The Wire

Mats Gustaffson’s anthology of interviews probes the enduring fascination of vinyl

Mats Gustaffson’s anthology of interviews probes the enduring fascination of vinyl

The veteran saxophonist talks to legendary record collectors including Henry Rollins, Robert Crumb and Wire contributors

"I want to get buried in a vinyl coffin, made from my collection. Viking burial style!" Mats Gustafsson has been a key player in improvised music for over three decades, and when he hasn’t been picking up a saxophone, he's been picking up records. In the spirit of giving something back, his website has for several years now been running a regular Discaholic’s Corner, where Gustafsson interviews fellow obsessives to understand and invesitgate the life of the collector. A new book, Mats Gustafsson’s Discaholics! Record Collector Confessions Volume 1 now collects ten of these interviews, with renowned music heads and archivists including Henry Rollins, Oren Ambarchi, Robert Crumb, Thurston Moore, The Wire’s Byron Coley and Brian Morton, and more.

A key inspiration for Gustafsson was the classic jazz book Notes And Tones: Musician To Musician Interviews, where drummer Arthur Taylor’s comradely rapport with his fellow players elicits details that no other interviewer could. Gustafsson’s interview style, displayed over the longform discussions of Discaholics!, is similarly fluid, sometimes probing deep into the knowledge of his fellow enthusiasts, but then throwing in more general reflections such as "Can discaholism be cured?" and "Which record is closest to sex?".

As to whether Gustafsson thinks discaholism can – or should – be cured, he says: "It depends on what you define as a ‘problem’, haha! I want them (the records) to have an impact on my life. That is for sure! Of course when it comes to various addictions, you need to have a relation to your addiction… I do have a relation to my addiction, I want my collection to get better, to inspire me. I want it alive, like a garden, trimming it every day."

The way Gustaffson puts it, the relationship to his records is about learning rather than preservation or stockpiling. "The most important aspect of my record collecting is the source of inspiration and information – it is to have a huge library of music (and literature). You can find new elements, details and structures all the time… just take a dive! It never ends, the sources of inspiration within the archive. I have rediscovered a lot of music again after many years… found many new perspectives and layers in the music."

Discaholics! is a mine of lists, obscure arcana, punk, jazz, discussion of logos and ephemera, and burning questions such as "What vinyl would trigger an earthquake?". For Gustafsson, part of the interest in his Discaholics column was unlocking new areas of interest for himself. "Learning is only possible to do from other (real) people…. the internet might be a good source of information but not for inspiration.

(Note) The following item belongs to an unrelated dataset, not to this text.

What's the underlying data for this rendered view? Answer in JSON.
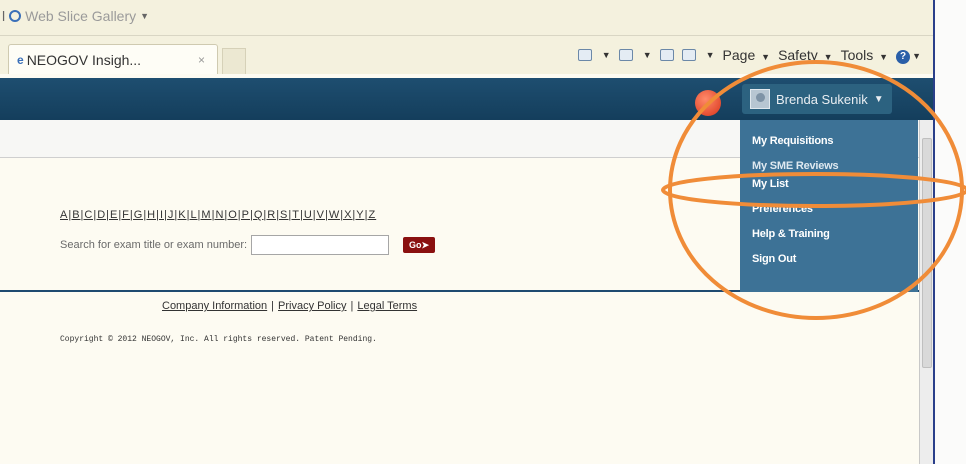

There is a lot to learn." He enthuses about areas of music that Discaholics Corner has introduced him to, including hardcore, an area reflected in the book by Swedish punk scenster Dennis Lyxzén, and pre-war jazz and blues, as represented by venerable cartoonist Robert Crumb's renowned collection.

Some of the music covered in the book tends towards the manly and macho, and there's only one woman collector. “Yes, this IS a problem,” Gustafsson acknowledges. “In the beginning I was trying too make interviews with fellow discaholics that are interested in jazz and improvised music – just like me – and I have to say it has been almost impossible to find female discaholics interested in that music. And look at a record fair… do you see all women queuing up? It is depressing.

“It has gotten a bit better the last years… but it is far from being equal,” he continues. “We believed that the interviews included are of a huge interest, all ten of them – and we decided to publish them as is. For the Discaholics Volume 2 (to be published in fall 2018) – there will be discaholics from many other genres of music interviewed, and of course more women involved.”

The book features a fair bit of comparing sizes. So how does his own collection measure up? “Discaholics usually don't answers in actual numbers,” he says cryptically. “It is about 2.5 tonnes... or a bit more then 50 metres of LPs... and a decent amount of 7"s and 10"s…"

The book, accompanied by a bonus 7", is set to be published by Marhaug Forlag on 15 November, and includes an extensive interview with Gustafsson himself.